Supplied data:
════

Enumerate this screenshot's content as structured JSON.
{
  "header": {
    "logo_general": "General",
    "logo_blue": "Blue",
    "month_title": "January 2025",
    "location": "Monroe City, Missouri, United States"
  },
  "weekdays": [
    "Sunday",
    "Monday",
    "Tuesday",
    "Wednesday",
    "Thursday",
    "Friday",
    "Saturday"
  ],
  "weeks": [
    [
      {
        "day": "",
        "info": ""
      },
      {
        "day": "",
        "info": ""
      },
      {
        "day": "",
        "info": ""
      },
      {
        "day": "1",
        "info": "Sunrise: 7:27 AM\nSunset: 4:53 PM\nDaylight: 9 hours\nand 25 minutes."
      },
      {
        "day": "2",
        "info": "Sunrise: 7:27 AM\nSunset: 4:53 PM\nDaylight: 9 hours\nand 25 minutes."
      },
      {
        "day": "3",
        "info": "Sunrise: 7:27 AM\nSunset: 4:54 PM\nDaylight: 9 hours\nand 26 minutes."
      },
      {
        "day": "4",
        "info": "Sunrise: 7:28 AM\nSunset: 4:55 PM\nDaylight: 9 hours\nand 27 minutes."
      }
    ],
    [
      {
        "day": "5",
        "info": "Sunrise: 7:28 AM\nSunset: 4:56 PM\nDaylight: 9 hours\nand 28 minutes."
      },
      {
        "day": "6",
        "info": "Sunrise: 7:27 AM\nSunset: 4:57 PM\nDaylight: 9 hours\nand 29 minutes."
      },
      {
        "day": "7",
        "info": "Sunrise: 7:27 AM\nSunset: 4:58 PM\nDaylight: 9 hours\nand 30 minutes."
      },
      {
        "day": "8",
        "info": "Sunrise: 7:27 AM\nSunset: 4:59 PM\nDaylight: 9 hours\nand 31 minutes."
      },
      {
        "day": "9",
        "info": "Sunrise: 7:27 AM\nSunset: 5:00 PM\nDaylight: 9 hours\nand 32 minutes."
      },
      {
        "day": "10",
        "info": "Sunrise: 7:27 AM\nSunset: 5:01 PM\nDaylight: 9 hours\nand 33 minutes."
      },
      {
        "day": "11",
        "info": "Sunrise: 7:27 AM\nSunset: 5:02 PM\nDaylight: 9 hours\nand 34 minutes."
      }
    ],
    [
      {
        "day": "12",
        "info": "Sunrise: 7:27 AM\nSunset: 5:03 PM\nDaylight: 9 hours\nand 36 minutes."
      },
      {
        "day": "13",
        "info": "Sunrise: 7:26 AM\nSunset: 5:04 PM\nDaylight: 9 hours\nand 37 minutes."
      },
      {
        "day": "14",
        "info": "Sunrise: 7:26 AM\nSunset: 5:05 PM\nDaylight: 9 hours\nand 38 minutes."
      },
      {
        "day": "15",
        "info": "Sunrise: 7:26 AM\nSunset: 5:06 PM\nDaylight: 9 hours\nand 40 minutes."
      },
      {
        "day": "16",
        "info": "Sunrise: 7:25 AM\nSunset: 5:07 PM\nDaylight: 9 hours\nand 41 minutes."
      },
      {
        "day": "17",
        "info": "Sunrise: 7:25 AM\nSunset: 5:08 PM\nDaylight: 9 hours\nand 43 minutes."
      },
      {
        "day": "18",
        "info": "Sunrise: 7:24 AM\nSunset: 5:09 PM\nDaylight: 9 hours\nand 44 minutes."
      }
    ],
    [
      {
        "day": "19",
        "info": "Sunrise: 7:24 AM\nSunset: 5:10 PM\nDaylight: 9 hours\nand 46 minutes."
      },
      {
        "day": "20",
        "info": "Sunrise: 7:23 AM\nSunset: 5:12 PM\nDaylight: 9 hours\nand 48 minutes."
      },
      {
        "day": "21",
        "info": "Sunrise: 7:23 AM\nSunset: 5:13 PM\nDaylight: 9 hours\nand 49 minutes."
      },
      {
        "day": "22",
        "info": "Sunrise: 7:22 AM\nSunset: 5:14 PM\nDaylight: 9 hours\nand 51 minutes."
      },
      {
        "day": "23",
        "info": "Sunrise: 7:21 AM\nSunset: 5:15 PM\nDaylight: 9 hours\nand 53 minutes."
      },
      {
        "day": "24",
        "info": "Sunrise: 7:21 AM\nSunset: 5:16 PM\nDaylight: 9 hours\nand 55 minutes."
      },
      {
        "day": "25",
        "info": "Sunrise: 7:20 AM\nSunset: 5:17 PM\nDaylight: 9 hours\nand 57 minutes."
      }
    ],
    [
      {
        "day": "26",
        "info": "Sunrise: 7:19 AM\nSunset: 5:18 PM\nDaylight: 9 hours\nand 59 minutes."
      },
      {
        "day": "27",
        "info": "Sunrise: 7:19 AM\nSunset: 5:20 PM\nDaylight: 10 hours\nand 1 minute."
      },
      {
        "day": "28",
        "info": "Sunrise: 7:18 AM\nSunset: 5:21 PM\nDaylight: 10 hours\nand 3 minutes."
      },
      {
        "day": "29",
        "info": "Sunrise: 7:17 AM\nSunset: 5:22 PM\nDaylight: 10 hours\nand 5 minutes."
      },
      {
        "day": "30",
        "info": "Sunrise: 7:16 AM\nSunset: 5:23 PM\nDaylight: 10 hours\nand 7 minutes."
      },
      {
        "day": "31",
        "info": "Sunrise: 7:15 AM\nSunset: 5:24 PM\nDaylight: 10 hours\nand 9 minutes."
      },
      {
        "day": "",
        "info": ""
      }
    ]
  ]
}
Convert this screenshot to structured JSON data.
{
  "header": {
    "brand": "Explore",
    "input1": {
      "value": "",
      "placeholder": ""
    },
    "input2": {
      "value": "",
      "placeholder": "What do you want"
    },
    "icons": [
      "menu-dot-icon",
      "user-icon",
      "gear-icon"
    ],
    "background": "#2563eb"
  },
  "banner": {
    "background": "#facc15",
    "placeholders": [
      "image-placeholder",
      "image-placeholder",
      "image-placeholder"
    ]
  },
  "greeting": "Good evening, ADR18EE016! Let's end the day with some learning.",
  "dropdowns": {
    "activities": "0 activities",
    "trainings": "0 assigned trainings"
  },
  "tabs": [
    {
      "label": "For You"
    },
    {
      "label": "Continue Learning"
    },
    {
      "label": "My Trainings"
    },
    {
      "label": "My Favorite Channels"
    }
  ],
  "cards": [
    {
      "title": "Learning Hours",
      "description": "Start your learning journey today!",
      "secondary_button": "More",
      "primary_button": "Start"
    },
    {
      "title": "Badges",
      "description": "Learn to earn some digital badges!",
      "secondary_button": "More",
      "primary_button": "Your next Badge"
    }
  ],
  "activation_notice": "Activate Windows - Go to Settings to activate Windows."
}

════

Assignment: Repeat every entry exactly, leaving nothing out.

Result for this task:
Enumerate this screenshot's content as structured JSON.
{
  "header": {
    "logo_general": "General",
    "logo_blue": "Blue",
    "month_title": "January 2025",
    "location": "Monroe City, Missouri, United States"
  },
  "weekdays": [
    "Sunday",
    "Monday",
    "Tuesday",
    "Wednesday",
    "Thursday",
    "Friday",
    "Saturday"
  ],
  "weeks": [
    [
      {
        "day": "",
        "info": ""
      },
      {
        "day": "",
        "info": ""
      },
      {
        "day": "",
        "info": ""
      },
      {
        "day": "1",
        "info": "Sunrise: 7:27 AM\nSunset: 4:53 PM\nDaylight: 9 hours\nand 25 minutes."
      },
      {
        "day": "2",
        "info": "Sunrise: 7:27 AM\nSunset: 4:53 PM\nDaylight: 9 hours\nand 25 minutes."
      },
      {
        "day": "3",
        "info": "Sunrise: 7:27 AM\nSunset: 4:54 PM\nDaylight: 9 hours\nand 26 minutes."
      },
      {
        "day": "4",
        "info": "Sunrise: 7:28 AM\nSunset: 4:55 PM\nDaylight: 9 hours\nand 27 minutes."
      }
    ],
    [
      {
        "day": "5",
        "info": "Sunrise: 7:28 AM\nSunset: 4:56 PM\nDaylight: 9 hours\nand 28 minutes."
      },
      {
        "day": "6",
        "info": "Sunrise: 7:27 AM\nSunset: 4:57 PM\nDaylight: 9 hours\nand 29 minutes."
      },
      {
        "day": "7",
        "info": "Sunrise: 7:27 AM\nSunset: 4:58 PM\nDaylight: 9 hours\nand 30 minutes."
      },
      {
        "day": "8",
        "info": "Sunrise: 7:27 AM\nSunset: 4:59 PM\nDaylight: 9 hours\nand 31 minutes."
      },
      {
        "day": "9",
        "info": "Sunrise: 7:27 AM\nSunset: 5:00 PM\nDaylight: 9 hours\nand 32 minutes."
      },
      {
        "day": "10",
        "info": "Sunrise: 7:27 AM\nSunset: 5:01 PM\nDaylight: 9 hours\nand 33 minutes."
      },
      {
        "day": "11",
        "info": "Sunrise: 7:27 AM\nSunset: 5:02 PM\nDaylight: 9 hours\nand 34 minutes."
      }
    ],
    [
      {
        "day": "12",
        "info": "Sunrise: 7:27 AM\nSunset: 5:03 PM\nDaylight: 9 hours\nand 36 minutes."
      },
      {
        "day": "13",
        "info": "Sunrise: 7:26 AM\nSunset: 5:04 PM\nDaylight: 9 hours\nand 37 minutes."
      },
      {
        "day": "14",
        "info": "Sunrise: 7:26 AM\nSunset: 5:05 PM\nDaylight: 9 hours\nand 38 minutes."
      },
      {
        "day": "15",
        "info": "Sunrise: 7:26 AM\nSunset: 5:06 PM\nDaylight: 9 hours\nand 40 minutes."
      },
      {
        "day": "16",
        "info": "Sunrise: 7:25 AM\nSunset: 5:07 PM\nDaylight: 9 hours\nand 41 minutes."
      },
      {
        "day": "17",
        "info": "Sunrise: 7:25 AM\nSunset: 5:08 PM\nDaylight: 9 hours\nand 43 minutes."
      },
      {
        "day": "18",
        "info": "Sunrise: 7:24 AM\nSunset: 5:09 PM\nDaylight: 9 hours\nand 44 minutes."
      }
    ],
    [
      {
        "day": "19",
        "info": "Sunrise: 7:24 AM\nSunset: 5:10 PM\nDaylight: 9 hours\nand 46 minutes."
      },
      {
        "day": "20",
        "info": "Sunrise: 7:23 AM\nSunset: 5:12 PM\nDaylight: 9 hours\nand 48 minutes."
      },
      {
        "day": "21",
        "info": "Sunrise: 7:23 AM\nSunset: 5:13 PM\nDaylight: 9 hours\nand 49 minutes."
      },
      {
        "day": "22",
        "info": "Sunrise: 7:22 AM\nSunset: 5:14 PM\nDaylight: 9 hours\nand 51 minutes."
      },
      {
        "day": "23",
        "info": "Sunrise: 7:21 AM\nSunset: 5:15 PM\nDaylight: 9 hours\nand 53 minutes."
      },
      {
        "day": "24",
        "info": "Sunrise: 7:21 AM\nSunset: 5:16 PM\nDaylight: 9 hours\nand 55 minutes."
      },
      {
        "day": "25",
        "info": "Sunrise: 7:20 AM\nSunset: 5:17 PM\nDaylight: 9 hours\nand 57 minutes."
      }
    ],
    [
      {
        "day": "26",
        "info": "Sunrise: 7:19 AM\nSunset: 5:18 PM\nDaylight: 9 hours\nand 59 minutes."
      },
      {
        "day": "27",
        "info": "Sunrise: 7:19 AM\nSunset: 5:20 PM\nDaylight: 10 hours\nand 1 minute."
      },
      {
        "day": "28",
        "info": "Sunrise: 7:18 AM\nSunset: 5:21 PM\nDaylight: 10 hours\nand 3 minutes."
      },
      {
        "day": "29",
        "info": "Sunrise: 7:17 AM\nSunset: 5:22 PM\nDaylight: 10 hours\nand 5 minutes."
      },
      {
        "day": "30",
        "info": "Sunrise: 7:16 AM\nSunset: 5:23 PM\nDaylight: 10 hours\nand 7 minutes."
      },
      {
        "day": "31",
        "info": "Sunrise: 7:15 AM\nSunset: 5:24 PM\nDaylight: 10 hours\nand 9 minutes."
      },
      {
        "day": "",
        "info": ""
      }
    ]
  ]
}
Convert this screenshot to structured JSON data.
{
  "header": {
    "brand": "Explore",
    "input1": {
      "value": "",
      "placeholder": ""
    },
    "input2": {
      "value": "",
      "placeholder": "What do you want"
    },
    "icons": [
      "menu-dot-icon",
      "user-icon",
      "gear-icon"
    ],
    "background": "#2563eb"
  },
  "banner": {
    "background": "#facc15",
    "placeholders": [
      "image-placeholder",
      "image-placeholder",
      "image-placeholder"
    ]
  },
  "greeting": "Good evening, ADR18EE016! Let's end the day with some learning.",
  "dropdowns": {
    "activities": "0 activities",
    "trainings": "0 assigned trainings"
  },
  "tabs": [
    {
      "label": "For You"
    },
    {
      "label": "Continue Learning"
    },
    {
      "label": "My Trainings"
    },
    {
      "label": "My Favorite Channels"
    }
  ],
  "cards": [
    {
      "title": "Learning Hours",
      "description": "Start your learning journey today!",
      "secondary_button": "More",
      "primary_button": "Start"
    },
    {
      "title": "Badges",
      "description": "Learn to earn some digital badges!",
      "secondary_button": "More",
      "primary_button": "Your next Badge"
    }
  ],
  "activation_notice": "Activate Windows - Go to Settings to activate Windows."
}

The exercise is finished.